For this exercise, report every line of the material that includes "data".
>>
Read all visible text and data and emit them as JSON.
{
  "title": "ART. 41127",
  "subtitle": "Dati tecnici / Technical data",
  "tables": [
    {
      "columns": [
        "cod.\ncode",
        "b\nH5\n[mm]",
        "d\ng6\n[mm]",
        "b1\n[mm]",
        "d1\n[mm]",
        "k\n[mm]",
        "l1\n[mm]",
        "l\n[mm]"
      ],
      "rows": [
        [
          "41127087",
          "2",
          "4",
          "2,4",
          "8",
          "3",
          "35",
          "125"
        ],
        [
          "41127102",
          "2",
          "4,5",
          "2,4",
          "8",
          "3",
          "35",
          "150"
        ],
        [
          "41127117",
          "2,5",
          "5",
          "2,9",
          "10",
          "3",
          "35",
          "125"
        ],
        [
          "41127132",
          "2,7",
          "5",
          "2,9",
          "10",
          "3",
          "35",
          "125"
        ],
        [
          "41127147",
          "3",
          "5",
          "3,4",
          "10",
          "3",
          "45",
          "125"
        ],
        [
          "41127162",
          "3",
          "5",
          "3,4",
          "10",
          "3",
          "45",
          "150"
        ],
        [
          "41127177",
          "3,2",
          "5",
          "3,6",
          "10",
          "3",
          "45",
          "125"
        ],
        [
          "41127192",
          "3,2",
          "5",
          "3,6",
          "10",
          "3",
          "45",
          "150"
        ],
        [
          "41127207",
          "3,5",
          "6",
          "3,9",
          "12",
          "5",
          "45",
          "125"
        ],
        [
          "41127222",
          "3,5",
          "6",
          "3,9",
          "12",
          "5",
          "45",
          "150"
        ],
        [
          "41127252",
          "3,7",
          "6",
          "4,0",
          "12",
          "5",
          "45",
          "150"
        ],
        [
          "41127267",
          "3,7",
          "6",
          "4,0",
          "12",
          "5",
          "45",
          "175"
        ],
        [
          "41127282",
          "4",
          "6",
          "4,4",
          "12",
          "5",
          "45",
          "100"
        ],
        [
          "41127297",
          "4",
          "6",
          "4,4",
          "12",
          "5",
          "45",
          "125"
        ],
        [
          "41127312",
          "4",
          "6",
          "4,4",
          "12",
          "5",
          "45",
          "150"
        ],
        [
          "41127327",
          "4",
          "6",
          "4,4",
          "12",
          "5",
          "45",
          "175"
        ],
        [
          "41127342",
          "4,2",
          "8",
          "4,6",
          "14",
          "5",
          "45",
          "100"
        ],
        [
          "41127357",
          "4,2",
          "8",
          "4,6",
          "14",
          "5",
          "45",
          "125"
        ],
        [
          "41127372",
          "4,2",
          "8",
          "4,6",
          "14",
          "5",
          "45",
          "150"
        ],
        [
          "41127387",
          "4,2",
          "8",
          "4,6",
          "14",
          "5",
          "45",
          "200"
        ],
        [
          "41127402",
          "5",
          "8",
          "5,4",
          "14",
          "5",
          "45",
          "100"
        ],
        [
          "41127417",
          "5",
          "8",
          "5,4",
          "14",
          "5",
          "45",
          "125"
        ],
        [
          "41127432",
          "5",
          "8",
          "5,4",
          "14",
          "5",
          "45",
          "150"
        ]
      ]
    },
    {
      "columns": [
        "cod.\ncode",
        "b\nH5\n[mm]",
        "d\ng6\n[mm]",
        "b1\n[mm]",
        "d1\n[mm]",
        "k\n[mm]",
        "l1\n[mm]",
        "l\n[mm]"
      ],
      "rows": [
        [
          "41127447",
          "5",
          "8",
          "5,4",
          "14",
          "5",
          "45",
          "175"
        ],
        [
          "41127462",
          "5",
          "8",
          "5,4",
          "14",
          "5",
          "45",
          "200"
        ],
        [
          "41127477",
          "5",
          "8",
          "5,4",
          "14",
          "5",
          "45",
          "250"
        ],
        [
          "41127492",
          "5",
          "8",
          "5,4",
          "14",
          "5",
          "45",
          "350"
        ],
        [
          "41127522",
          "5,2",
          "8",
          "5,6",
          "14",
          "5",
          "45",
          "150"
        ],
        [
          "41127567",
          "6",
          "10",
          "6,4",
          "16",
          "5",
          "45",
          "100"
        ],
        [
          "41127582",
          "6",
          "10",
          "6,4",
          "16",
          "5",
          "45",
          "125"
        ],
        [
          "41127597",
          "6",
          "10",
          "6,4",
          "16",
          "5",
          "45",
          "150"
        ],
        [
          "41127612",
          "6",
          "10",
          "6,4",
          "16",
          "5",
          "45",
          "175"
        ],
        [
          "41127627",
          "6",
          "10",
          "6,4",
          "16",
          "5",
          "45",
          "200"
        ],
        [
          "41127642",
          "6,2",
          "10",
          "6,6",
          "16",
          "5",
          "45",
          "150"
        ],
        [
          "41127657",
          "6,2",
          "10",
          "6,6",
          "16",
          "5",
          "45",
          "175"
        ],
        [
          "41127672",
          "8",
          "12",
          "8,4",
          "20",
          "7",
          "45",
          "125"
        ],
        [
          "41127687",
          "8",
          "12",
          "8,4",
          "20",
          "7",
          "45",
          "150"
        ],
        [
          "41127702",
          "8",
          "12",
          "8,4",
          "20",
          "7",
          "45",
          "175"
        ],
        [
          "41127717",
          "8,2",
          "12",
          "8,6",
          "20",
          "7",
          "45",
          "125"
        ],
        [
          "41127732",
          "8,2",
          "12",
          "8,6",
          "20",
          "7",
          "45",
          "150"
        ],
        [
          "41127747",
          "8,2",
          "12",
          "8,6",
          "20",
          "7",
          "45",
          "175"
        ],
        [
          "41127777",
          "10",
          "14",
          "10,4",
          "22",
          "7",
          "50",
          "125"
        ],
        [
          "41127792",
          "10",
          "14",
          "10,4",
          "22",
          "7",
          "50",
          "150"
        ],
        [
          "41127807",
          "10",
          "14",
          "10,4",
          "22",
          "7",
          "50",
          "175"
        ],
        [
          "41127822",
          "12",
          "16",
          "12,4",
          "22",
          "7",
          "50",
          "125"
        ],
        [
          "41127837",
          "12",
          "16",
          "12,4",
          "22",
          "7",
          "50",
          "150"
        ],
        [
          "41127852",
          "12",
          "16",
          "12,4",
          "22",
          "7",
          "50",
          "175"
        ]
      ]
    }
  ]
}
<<
*RESULT OF THE EXERCISE:*
Read all visible text and data and emit them as JSON.
  "subtitle": "Dati tecnici / Technical data",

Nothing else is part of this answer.